_Dataset rows describing interfaces_
══════════

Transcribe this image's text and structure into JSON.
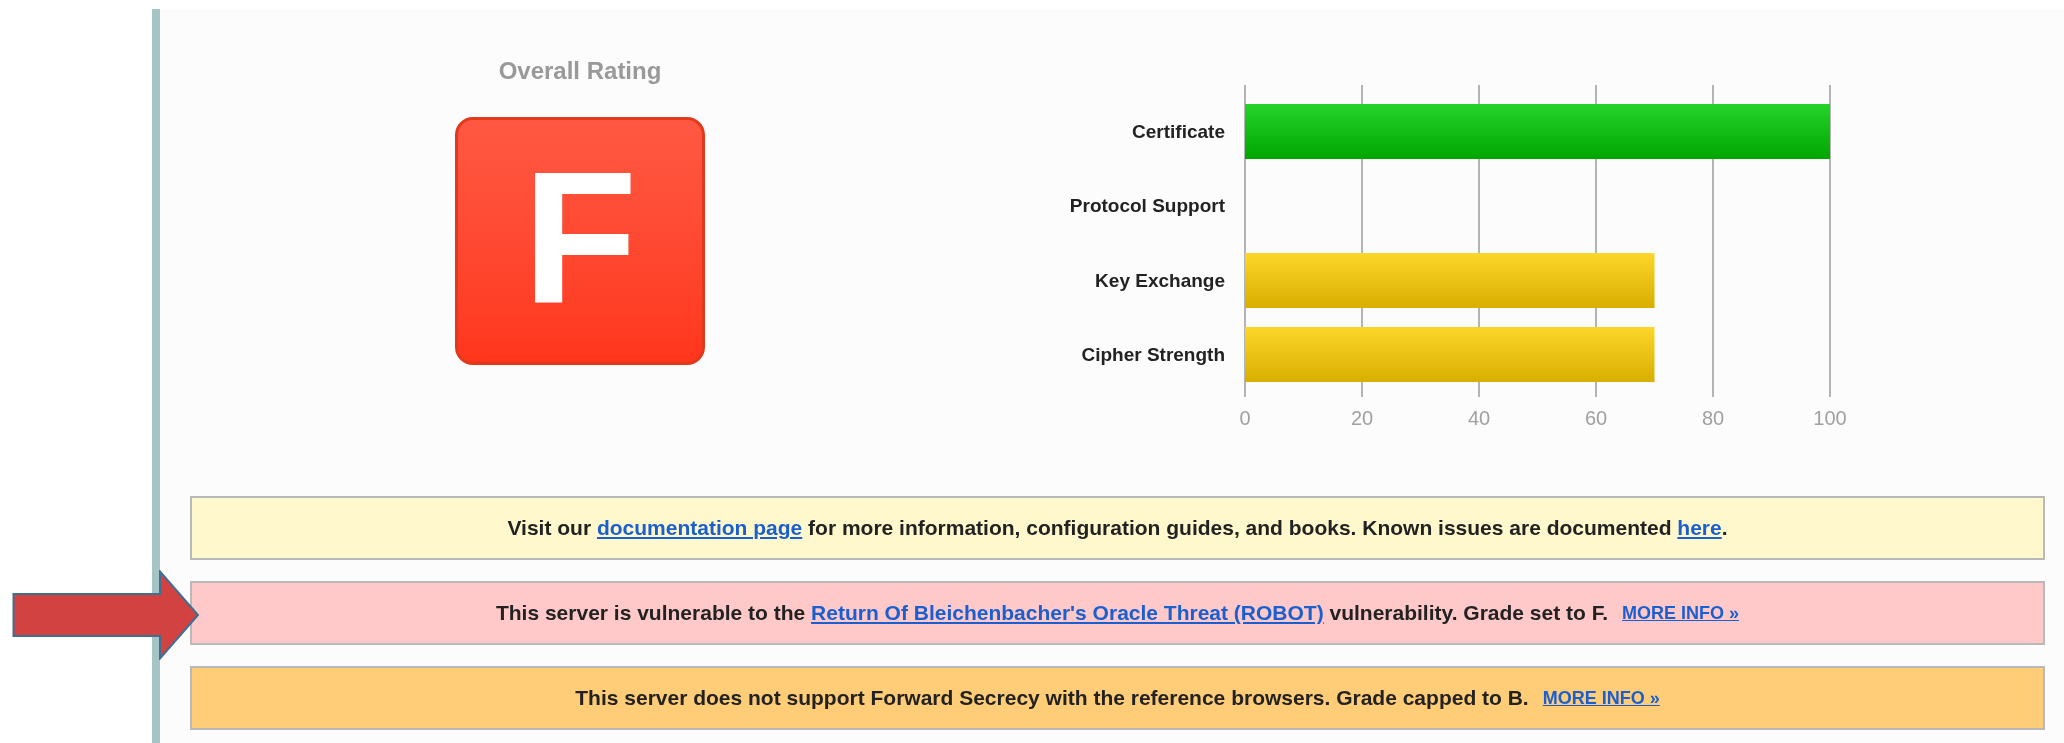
{
  "rating": {
    "title": "Overall Rating",
    "grade": "F"
  },
  "chart_data": {
    "type": "bar",
    "orientation": "horizontal",
    "categories": [
      "Certificate",
      "Protocol Support",
      "Key Exchange",
      "Cipher Strength"
    ],
    "series": [
      {
        "values": [
          100,
          0,
          70,
          70
        ]
      }
    ],
    "xlim": [
      0,
      100
    ],
    "xticks": [
      0,
      20,
      40,
      60,
      80,
      100
    ],
    "grid": true
  },
  "banners": [
    {
      "kind": "info",
      "parts": [
        {
          "kind": "text",
          "text": "Visit our "
        },
        {
          "kind": "link",
          "text": "documentation page"
        },
        {
          "kind": "text",
          "text": " for more information, configuration guides, and books. Known issues are documented "
        },
        {
          "kind": "link",
          "text": "here"
        },
        {
          "kind": "text",
          "text": "."
        }
      ],
      "marked": false
    },
    {
      "kind": "error",
      "parts": [
        {
          "kind": "text",
          "text": "This server is vulnerable to the "
        },
        {
          "kind": "link",
          "text": "Return Of Bleichenbacher's Oracle Threat (ROBOT)"
        },
        {
          "kind": "text",
          "text": " vulnerability. Grade set to F."
        }
      ],
      "more_info": "MORE INFO »",
      "marked": true
    },
    {
      "kind": "warning",
      "parts": [
        {
          "kind": "text",
          "text": "This server does not support Forward Secrecy with the reference browsers. Grade capped to B."
        }
      ],
      "more_info": "MORE INFO »",
      "marked": false
    }
  ]
}
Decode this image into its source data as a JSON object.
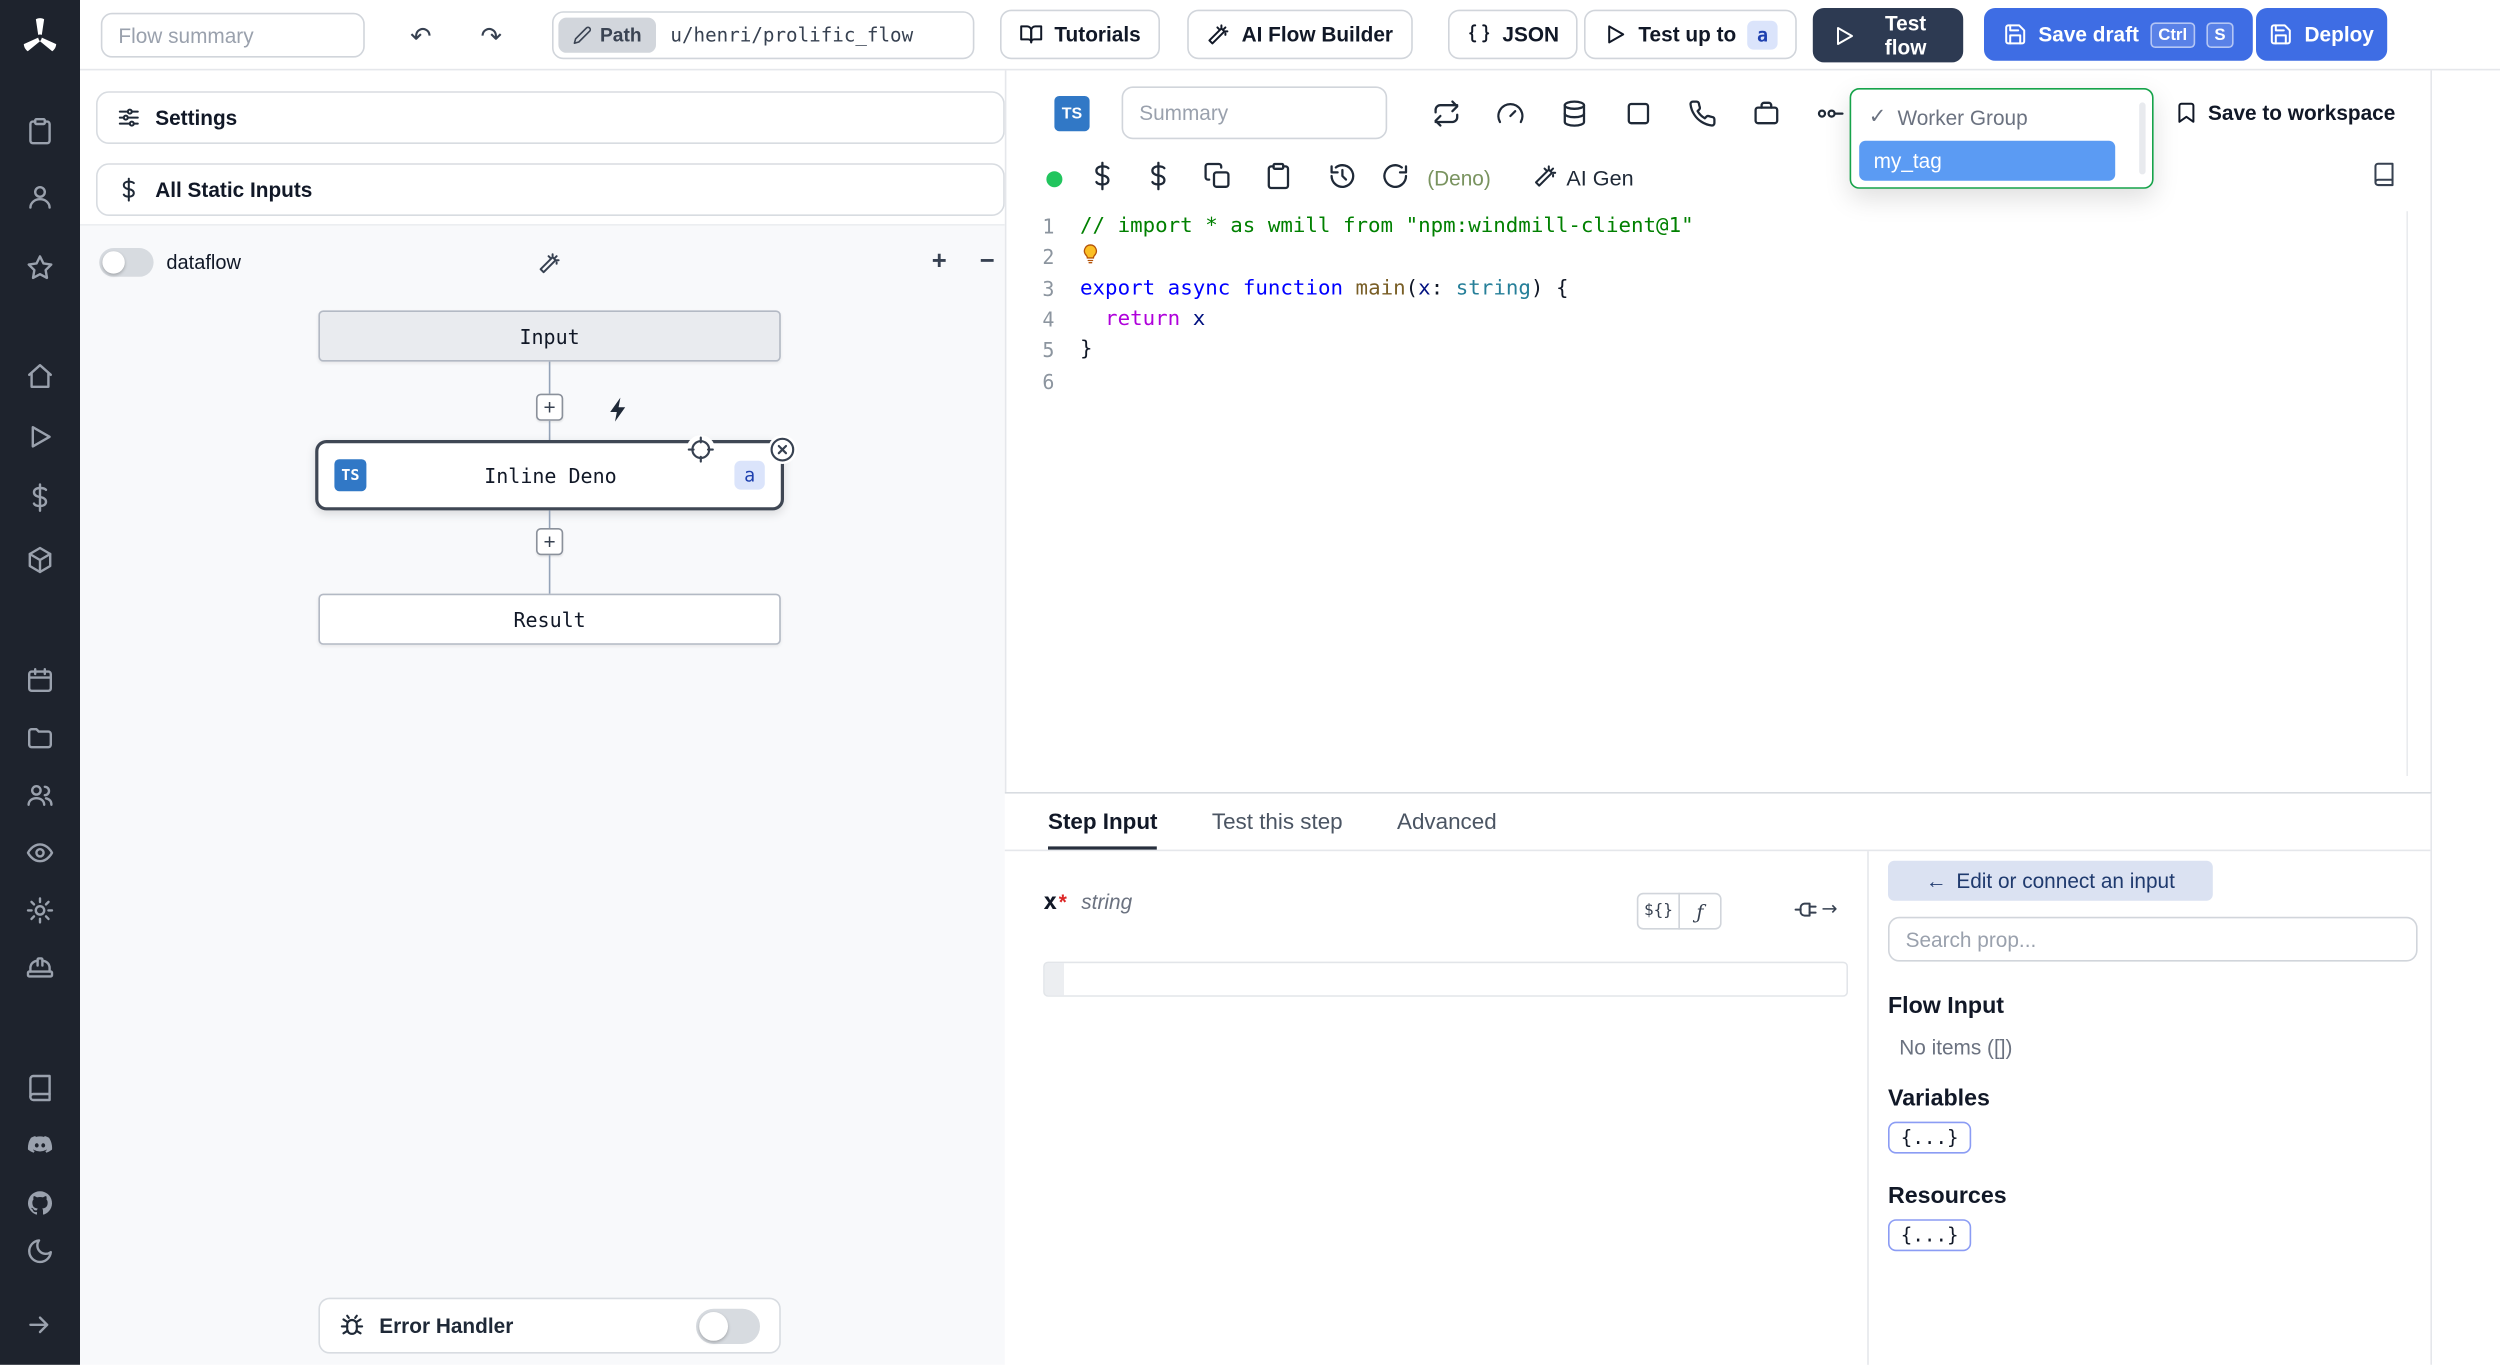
{
  "colors": {
    "sidebar_bg": "#1e232d",
    "accent_blue": "#3e6de4",
    "dark_button": "#2d3a52",
    "tag_blue": "#5b9bf3",
    "chip_blue_bg": "#dbe4fb",
    "chip_blue_text": "#1e40af",
    "green_dot": "#22c55e",
    "dropdown_border": "#16a34a",
    "deno_text": "#79935f",
    "code_comment": "#008000",
    "code_keyword": "#0000ff",
    "code_control": "#af00db",
    "code_type": "#267f99",
    "code_fn": "#795e26",
    "code_var": "#001080"
  },
  "icons": {
    "undo": "↶",
    "redo": "↷",
    "zoom_in": "+",
    "zoom_out": "−",
    "plus": "+",
    "check": "✓",
    "arrow_left": "←",
    "arrow_right": "→",
    "braces_chip": "${}",
    "fn_chip": "ƒ"
  },
  "sidebar": {
    "icons": [
      "windmill-logo",
      "clipboard",
      "user",
      "star",
      "home",
      "play",
      "dollar",
      "cube",
      "calendar",
      "folder",
      "users",
      "eye",
      "gear",
      "hard-hat",
      "book",
      "discord",
      "github",
      "moon",
      "expand"
    ]
  },
  "topbar": {
    "flow_summary_placeholder": "Flow summary",
    "path_label": "Path",
    "path_value": "u/henri/prolific_flow",
    "tutorials_label": "Tutorials",
    "ai_flow_builder_label": "AI Flow Builder",
    "json_label": "JSON",
    "test_up_to_label": "Test up to",
    "test_up_to_badge": "a",
    "test_flow_label": "Test flow",
    "save_draft_label": "Save draft",
    "save_draft_kbd": [
      "Ctrl",
      "S"
    ],
    "deploy_label": "Deploy"
  },
  "flow_panel": {
    "settings_label": "Settings",
    "all_static_inputs_label": "All Static Inputs",
    "dataflow_label": "dataflow",
    "nodes": {
      "input_label": "Input",
      "inline_deno_label": "Inline Deno",
      "inline_deno_lang": "TS",
      "inline_deno_badge": "a",
      "result_label": "Result"
    },
    "error_handler_label": "Error Handler"
  },
  "editor": {
    "lang_badge": "TS",
    "summary_placeholder": "Summary",
    "worker_group_label": "Worker Group",
    "selected_tag": "my_tag",
    "save_to_workspace_label": "Save to workspace",
    "deno_label": "(Deno)",
    "ai_gen_label": "AI Gen",
    "code": {
      "lines": [
        {
          "n": "1",
          "tokens": [
            {
              "c": "comment",
              "t": "// import * as wmill from \"npm:windmill-client@1\""
            }
          ]
        },
        {
          "n": "2",
          "tokens": [
            {
              "c": "bulb",
              "t": ""
            }
          ]
        },
        {
          "n": "3",
          "tokens": [
            {
              "c": "kw",
              "t": "export"
            },
            {
              "c": "plain",
              "t": " "
            },
            {
              "c": "kw",
              "t": "async"
            },
            {
              "c": "plain",
              "t": " "
            },
            {
              "c": "kw",
              "t": "function"
            },
            {
              "c": "plain",
              "t": " "
            },
            {
              "c": "fn",
              "t": "main"
            },
            {
              "c": "plain",
              "t": "("
            },
            {
              "c": "var",
              "t": "x"
            },
            {
              "c": "plain",
              "t": ": "
            },
            {
              "c": "type",
              "t": "string"
            },
            {
              "c": "plain",
              "t": ") {"
            }
          ]
        },
        {
          "n": "4",
          "tokens": [
            {
              "c": "plain",
              "t": "  "
            },
            {
              "c": "ctrl",
              "t": "return"
            },
            {
              "c": "plain",
              "t": " "
            },
            {
              "c": "var",
              "t": "x"
            }
          ]
        },
        {
          "n": "5",
          "tokens": [
            {
              "c": "plain",
              "t": "}"
            }
          ]
        },
        {
          "n": "6",
          "tokens": []
        }
      ]
    }
  },
  "bottom": {
    "tabs": [
      "Step Input",
      "Test this step",
      "Advanced"
    ],
    "active_tab": 0,
    "arg_name": "x",
    "arg_required": "*",
    "arg_type": "string",
    "connect_label": "Edit or connect an input",
    "search_placeholder": "Search prop...",
    "flow_input_title": "Flow Input",
    "no_items_label": "No items ([])",
    "variables_title": "Variables",
    "variables_badge": "{...}",
    "resources_title": "Resources",
    "resources_badge": "{...}"
  }
}
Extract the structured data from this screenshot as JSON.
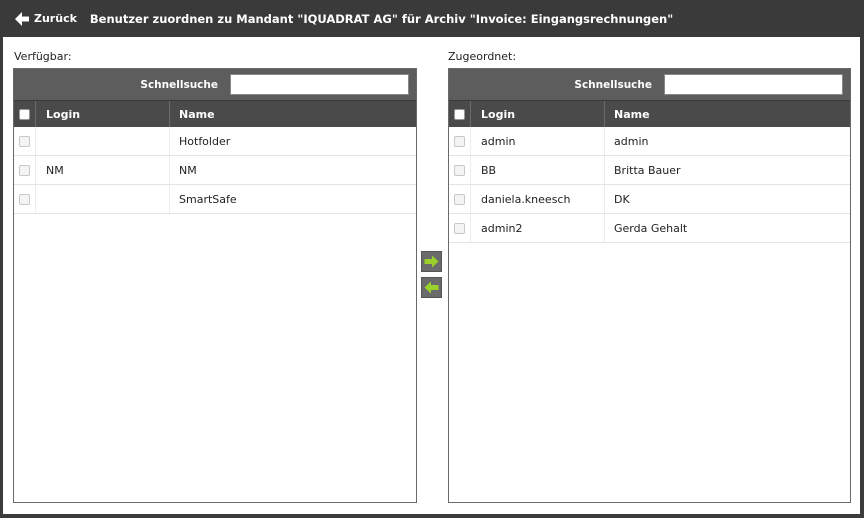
{
  "header": {
    "back_label": "Zurück",
    "title": "Benutzer zuordnen zu Mandant \"IQUADRAT AG\" für Archiv \"Invoice: Eingangsrechnungen\""
  },
  "available": {
    "label": "Verfügbar:",
    "search_label": "Schnellsuche",
    "search_value": "",
    "columns": {
      "login": "Login",
      "name": "Name"
    },
    "rows": [
      {
        "login": "",
        "name": "Hotfolder"
      },
      {
        "login": "NM",
        "name": "NM"
      },
      {
        "login": "",
        "name": "SmartSafe"
      }
    ]
  },
  "assigned": {
    "label": "Zugeordnet:",
    "search_label": "Schnellsuche",
    "search_value": "",
    "columns": {
      "login": "Login",
      "name": "Name"
    },
    "rows": [
      {
        "login": "admin",
        "name": "admin"
      },
      {
        "login": "BB",
        "name": "Britta Bauer"
      },
      {
        "login": "daniela.kneesch",
        "name": "DK"
      },
      {
        "login": "admin2",
        "name": "Gerda Gehalt"
      }
    ]
  },
  "icons": {
    "back": "arrow-left-icon",
    "move_right": "arrow-right-icon",
    "move_left": "arrow-left-icon"
  },
  "colors": {
    "header_bg": "#3a3a3a",
    "toolbar_bg": "#5d5d5d",
    "grid_head_bg": "#4a4a4a",
    "transfer_arrow": "#9bd12b"
  }
}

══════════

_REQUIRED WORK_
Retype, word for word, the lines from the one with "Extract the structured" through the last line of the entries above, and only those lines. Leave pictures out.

_SOLUTION TO THE PROBLEM_
Extract the structured data from this screenshot as JSON.
{
  "header": {
    "back_label": "Zurück",
    "title": "Benutzer zuordnen zu Mandant \"IQUADRAT AG\" für Archiv \"Invoice: Eingangsrechnungen\""
  },
  "available": {
    "label": "Verfügbar:",
    "search_label": "Schnellsuche",
    "search_value": "",
    "columns": {
      "login": "Login",
      "name": "Name"
    },
    "rows": [
      {
        "login": "",
        "name": "Hotfolder"
      },
      {
        "login": "NM",
        "name": "NM"
      },
      {
        "login": "",
        "name": "SmartSafe"
      }
    ]
  },
  "assigned": {
    "label": "Zugeordnet:",
    "search_label": "Schnellsuche",
    "search_value": "",
    "columns": {
      "login": "Login",
      "name": "Name"
    },
    "rows": [
      {
        "login": "admin",
        "name": "admin"
      },
      {
        "login": "BB",
        "name": "Britta Bauer"
      },
      {
        "login": "daniela.kneesch",
        "name": "DK"
      },
      {
        "login": "admin2",
        "name": "Gerda Gehalt"
      }
    ]
  },
  "icons": {
    "back": "arrow-left-icon",
    "move_right": "arrow-right-icon",
    "move_left": "arrow-left-icon"
  },
  "colors": {
    "header_bg": "#3a3a3a",
    "toolbar_bg": "#5d5d5d",
    "grid_head_bg": "#4a4a4a",
    "transfer_arrow": "#9bd12b"
  }
}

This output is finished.